The first publically owned open-air museum in the British Isles opened at Cregneash, Isle of Man in 1938. Now in the care of Manx National Heritage (MNH) and designated The National Folk Museum, it began with a single cottage and has grown to include a number of houses and farm buildings offering the visitor a glimpse of 19th-century Manx life in a rural crofting village. The museum has also provided a focal point for the preservation and perpetuation of traditional crafts and customs.

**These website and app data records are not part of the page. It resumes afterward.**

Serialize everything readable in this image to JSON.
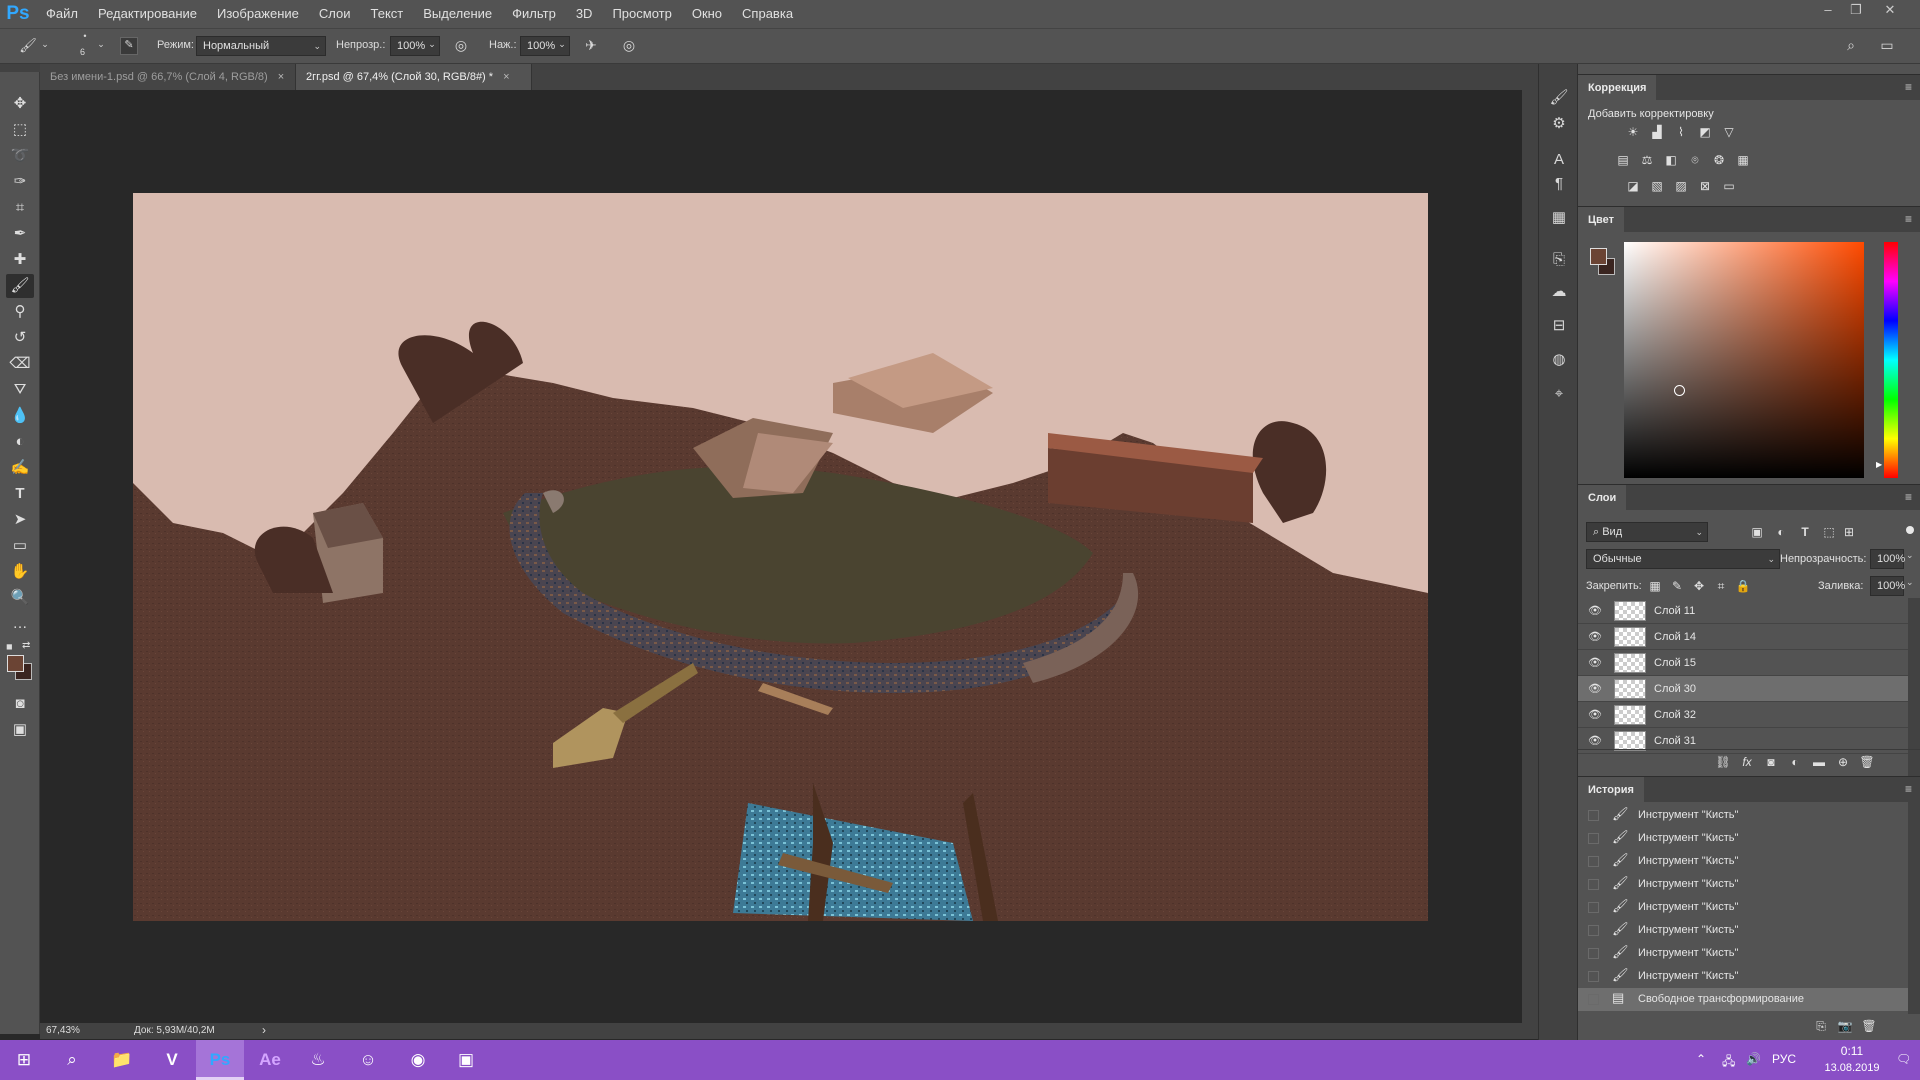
{
  "app": {
    "logo": "Ps"
  },
  "menu": [
    "Файл",
    "Редактирование",
    "Изображение",
    "Слои",
    "Текст",
    "Выделение",
    "Фильтр",
    "3D",
    "Просмотр",
    "Окно",
    "Справка"
  ],
  "options": {
    "brush_size": "6",
    "mode_label": "Режим:",
    "mode_value": "Нормальный",
    "opacity_label": "Непрозр.:",
    "opacity_value": "100%",
    "flow_label": "Наж.:",
    "flow_value": "100%"
  },
  "tabs": [
    {
      "label": "Без имени-1.psd @ 66,7% (Слой 4, RGB/8)",
      "close": "×"
    },
    {
      "label": "2гг.psd @ 67,4% (Слой 30, RGB/8#) *",
      "close": "×"
    }
  ],
  "status": {
    "zoom": "67,43%",
    "doc": "Док: 5,93M/40,2M",
    "arrow": "›"
  },
  "panels": {
    "adjustments": {
      "title": "Коррекция",
      "subtitle": "Добавить корректировку"
    },
    "color": {
      "title": "Цвет",
      "fg": "#6b4434",
      "bg": "#3a2520"
    },
    "layers": {
      "title": "Слои",
      "search_label": "Вид",
      "blend": "Обычные",
      "opacity_label": "Непрозрачность:",
      "opacity_value": "100%",
      "lock_label": "Закрепить:",
      "fill_label": "Заливка:",
      "fill_value": "100%",
      "items": [
        {
          "name": "Слой 11"
        },
        {
          "name": "Слой 14"
        },
        {
          "name": "Слой 15"
        },
        {
          "name": "Слой 30"
        },
        {
          "name": "Слой 32"
        },
        {
          "name": "Слой 31"
        }
      ]
    },
    "history": {
      "title": "История",
      "items": [
        {
          "name": "Инструмент \"Кисть\""
        },
        {
          "name": "Инструмент \"Кисть\""
        },
        {
          "name": "Инструмент \"Кисть\""
        },
        {
          "name": "Инструмент \"Кисть\""
        },
        {
          "name": "Инструмент \"Кисть\""
        },
        {
          "name": "Инструмент \"Кисть\""
        },
        {
          "name": "Инструмент \"Кисть\""
        },
        {
          "name": "Инструмент \"Кисть\""
        },
        {
          "name": "Свободное трансформирование"
        }
      ]
    }
  },
  "taskbar": {
    "lang": "РУС",
    "time": "0:11",
    "date": "13.08.2019",
    "accent": "#8a4fc6"
  }
}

Since their inception in Scandinavia in the 1880s, open-air museums have been criticised for presenting a static, sanitised, idealised and reconstructed view of the past. This raises important questions concerning historical accuracy and authenticity, and the ways in which the portrayals of heritage in such museums may influence cultural and national identity. These issues are examined in relation to the development of the museum at Cregneash, important as one of the few open-air museums in the world that is fully in situ. The buildings at Cregneash are examined as both artefacts in their own right and as exhibition spaces for other artefacts. Through the images of the past represented at Cregneash and the portrayal of Cregneash as a ‘national’ museum, MNH is shown to play an important role in the shaping of Manx cultural identity.